===== Supplied entries

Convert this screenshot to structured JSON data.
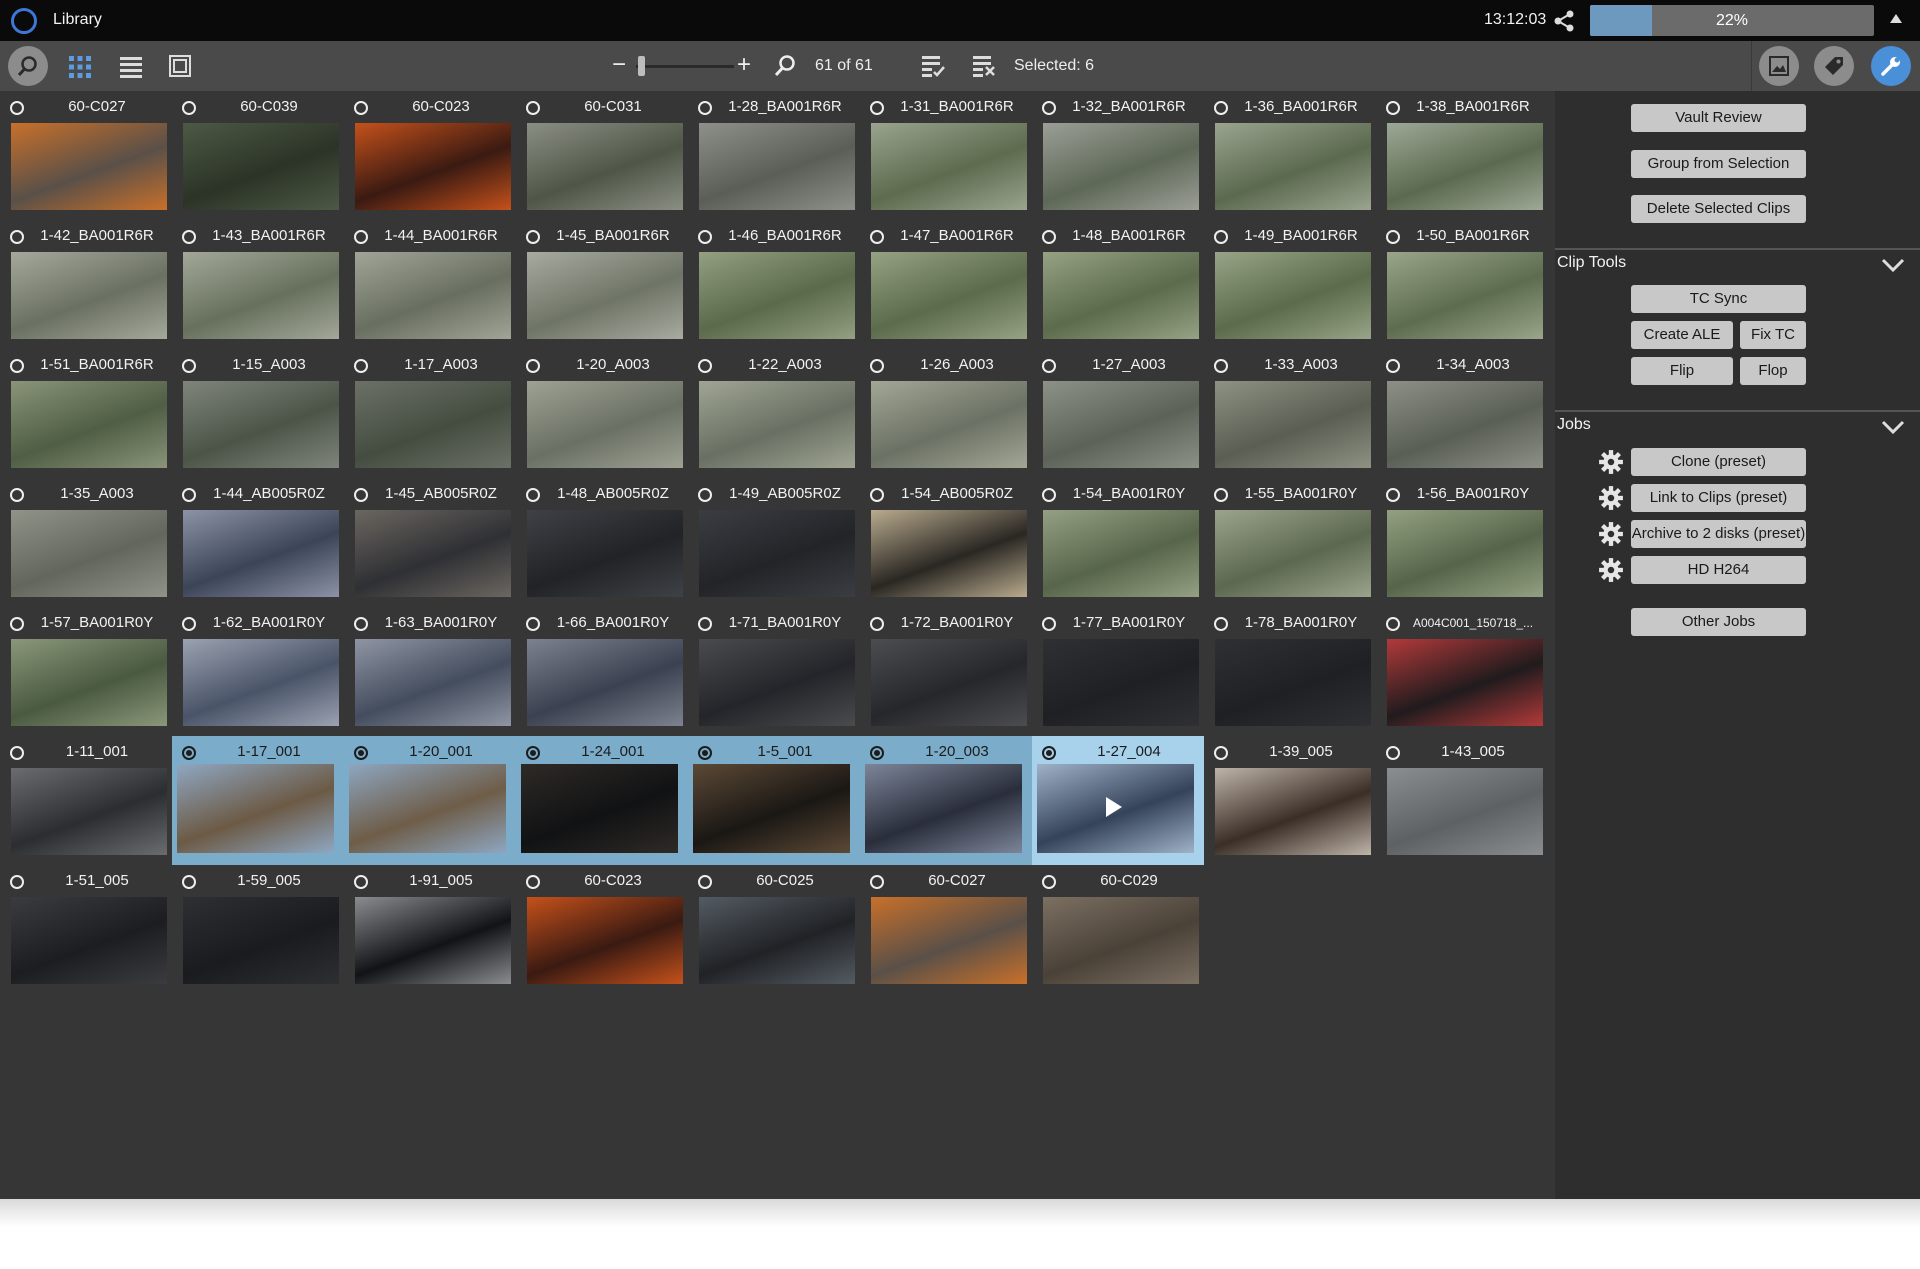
{
  "window": {
    "title": "Library",
    "clock": "13:12:03",
    "progress_label": "22%",
    "progress_fraction": 0.22
  },
  "toolbar": {
    "count": "61 of 61",
    "selected": "Selected: 6",
    "zoom_minus": "−",
    "zoom_plus": "+"
  },
  "clips": [
    {
      "name": "60-C027",
      "c1": "#5a5048",
      "c2": "#c8702a"
    },
    {
      "name": "60-C039",
      "c1": "#2c3327",
      "c2": "#4c5a44"
    },
    {
      "name": "60-C023",
      "c1": "#3a1a12",
      "c2": "#c5511b"
    },
    {
      "name": "60-C031",
      "c1": "#4f5647",
      "c2": "#8a8f83"
    },
    {
      "name": "1-28_BA001R6R",
      "c1": "#5a5e57",
      "c2": "#8e918a"
    },
    {
      "name": "1-31_BA001R6R",
      "c1": "#5d6b4e",
      "c2": "#9aa48f"
    },
    {
      "name": "1-32_BA001R6R",
      "c1": "#5e6857",
      "c2": "#9b9f96"
    },
    {
      "name": "1-36_BA001R6R",
      "c1": "#5b6a4f",
      "c2": "#9aa48f"
    },
    {
      "name": "1-38_BA001R6R",
      "c1": "#5b6a4f",
      "c2": "#9ea896"
    },
    {
      "name": "1-42_BA001R6R",
      "c1": "#6a7062",
      "c2": "#a4a99c"
    },
    {
      "name": "1-43_BA001R6R",
      "c1": "#67705d",
      "c2": "#a3a898"
    },
    {
      "name": "1-44_BA001R6R",
      "c1": "#686e60",
      "c2": "#a0a598"
    },
    {
      "name": "1-45_BA001R6R",
      "c1": "#6e7466",
      "c2": "#a7aba0"
    },
    {
      "name": "1-46_BA001R6R",
      "c1": "#5a6a4b",
      "c2": "#93a081"
    },
    {
      "name": "1-47_BA001R6R",
      "c1": "#5b6b4c",
      "c2": "#96a284"
    },
    {
      "name": "1-48_BA001R6R",
      "c1": "#5b6b4c",
      "c2": "#96a284"
    },
    {
      "name": "1-49_BA001R6R",
      "c1": "#5b6b4c",
      "c2": "#98a487"
    },
    {
      "name": "1-50_BA001R6R",
      "c1": "#5d6c4f",
      "c2": "#9aa58a"
    },
    {
      "name": "1-51_BA001R6R",
      "c1": "#4f5e44",
      "c2": "#8a9479"
    },
    {
      "name": "1-15_A003",
      "c1": "#4c5448",
      "c2": "#7f857a"
    },
    {
      "name": "1-17_A003",
      "c1": "#454c40",
      "c2": "#6b7166"
    },
    {
      "name": "1-20_A003",
      "c1": "#6a7064",
      "c2": "#9da293"
    },
    {
      "name": "1-22_A003",
      "c1": "#697063",
      "c2": "#a0a593"
    },
    {
      "name": "1-26_A003",
      "c1": "#6b7164",
      "c2": "#a2a795"
    },
    {
      "name": "1-27_A003",
      "c1": "#5c6257",
      "c2": "#8d9287"
    },
    {
      "name": "1-33_A003",
      "c1": "#5a5e53",
      "c2": "#8e9283"
    },
    {
      "name": "1-34_A003",
      "c1": "#5a5f55",
      "c2": "#8c9086"
    },
    {
      "name": "1-35_A003",
      "c1": "#62665c",
      "c2": "#8f9388"
    },
    {
      "name": "1-44_AB005R0Z",
      "c1": "#3c4457",
      "c2": "#8c93a6"
    },
    {
      "name": "1-45_AB005R0Z",
      "c1": "#2f3034",
      "c2": "#6b6660"
    },
    {
      "name": "1-48_AB005R0Z",
      "c1": "#212326",
      "c2": "#3e4146"
    },
    {
      "name": "1-49_AB005R0Z",
      "c1": "#222428",
      "c2": "#3a3d42"
    },
    {
      "name": "1-54_AB005R0Z",
      "c1": "#2a2723",
      "c2": "#b9ab8e"
    },
    {
      "name": "1-54_BA001R0Y",
      "c1": "#57654a",
      "c2": "#95a083"
    },
    {
      "name": "1-55_BA001R0Y",
      "c1": "#5c684f",
      "c2": "#9ba38c"
    },
    {
      "name": "1-56_BA001R0Y",
      "c1": "#56654a",
      "c2": "#93a081"
    },
    {
      "name": "1-57_BA001R0Y",
      "c1": "#4a5a40",
      "c2": "#8a977a"
    },
    {
      "name": "1-62_BA001R0Y",
      "c1": "#4a5468",
      "c2": "#9ba2b1"
    },
    {
      "name": "1-63_BA001R0Y",
      "c1": "#444d5e",
      "c2": "#8f95a3"
    },
    {
      "name": "1-66_BA001R0Y",
      "c1": "#3b4150",
      "c2": "#7d8290"
    },
    {
      "name": "1-71_BA001R0Y",
      "c1": "#24252a",
      "c2": "#4a4b4e"
    },
    {
      "name": "1-72_BA001R0Y",
      "c1": "#26272b",
      "c2": "#4c4d50"
    },
    {
      "name": "1-77_BA001R0Y",
      "c1": "#1f2023",
      "c2": "#2e3033"
    },
    {
      "name": "1-78_BA001R0Y",
      "c1": "#1f2023",
      "c2": "#2e3033"
    },
    {
      "name": "A004C001_150718_...",
      "c1": "#201b1d",
      "c2": "#b23a3a",
      "small": true
    },
    {
      "name": "1-11_001",
      "c1": "#2c2d30",
      "c2": "#6b6c70"
    },
    {
      "name": "1-17_001",
      "c1": "#6c5a45",
      "c2": "#8fa7c2",
      "selected": true
    },
    {
      "name": "1-20_001",
      "c1": "#6e5d48",
      "c2": "#8ea6c1",
      "selected": true
    },
    {
      "name": "1-24_001",
      "c1": "#111214",
      "c2": "#2e2a26",
      "selected": true
    },
    {
      "name": "1-5_001",
      "c1": "#1a1714",
      "c2": "#5c4936",
      "selected": true
    },
    {
      "name": "1-20_003",
      "c1": "#2a2e3b",
      "c2": "#7c8599",
      "selected": true
    },
    {
      "name": "1-27_004",
      "c1": "#35435a",
      "c2": "#9fb2c8",
      "selected": true,
      "active": true,
      "play": true
    },
    {
      "name": "1-39_005",
      "c1": "#3a2e27",
      "c2": "#bfb4a8"
    },
    {
      "name": "1-43_005",
      "c1": "#5e6163",
      "c2": "#8b8e90"
    },
    {
      "name": "1-51_005",
      "c1": "#1c1d20",
      "c2": "#3b3c40"
    },
    {
      "name": "1-59_005",
      "c1": "#1a1b1e",
      "c2": "#2e2f33"
    },
    {
      "name": "1-91_005",
      "c1": "#121316",
      "c2": "#8a8c90"
    },
    {
      "name": "60-C023",
      "c1": "#3a1a12",
      "c2": "#c5511b"
    },
    {
      "name": "60-C025",
      "c1": "#202226",
      "c2": "#545b62"
    },
    {
      "name": "60-C027",
      "c1": "#5a5048",
      "c2": "#c8702a"
    },
    {
      "name": "60-C029",
      "c1": "#4a4138",
      "c2": "#7c7062"
    }
  ],
  "panel": {
    "buttons_top": [
      "Vault Review",
      "Group from Selection",
      "Delete Selected Clips"
    ],
    "clip_tools": {
      "header": "Clip Tools",
      "tc_sync": "TC Sync",
      "create_ale": "Create ALE",
      "fix_tc": "Fix TC",
      "flip": "Flip",
      "flop": "Flop"
    },
    "jobs": {
      "header": "Jobs",
      "items": [
        "Clone (preset)",
        "Link to Clips (preset)",
        "Archive to 2 disks (preset)",
        "HD H264"
      ],
      "other": "Other Jobs"
    }
  }
}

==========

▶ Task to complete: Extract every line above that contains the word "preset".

▶ Reply:
        "Clone (preset)",
        "Link to Clips (preset)",
        "Archive to 2 disks (preset)",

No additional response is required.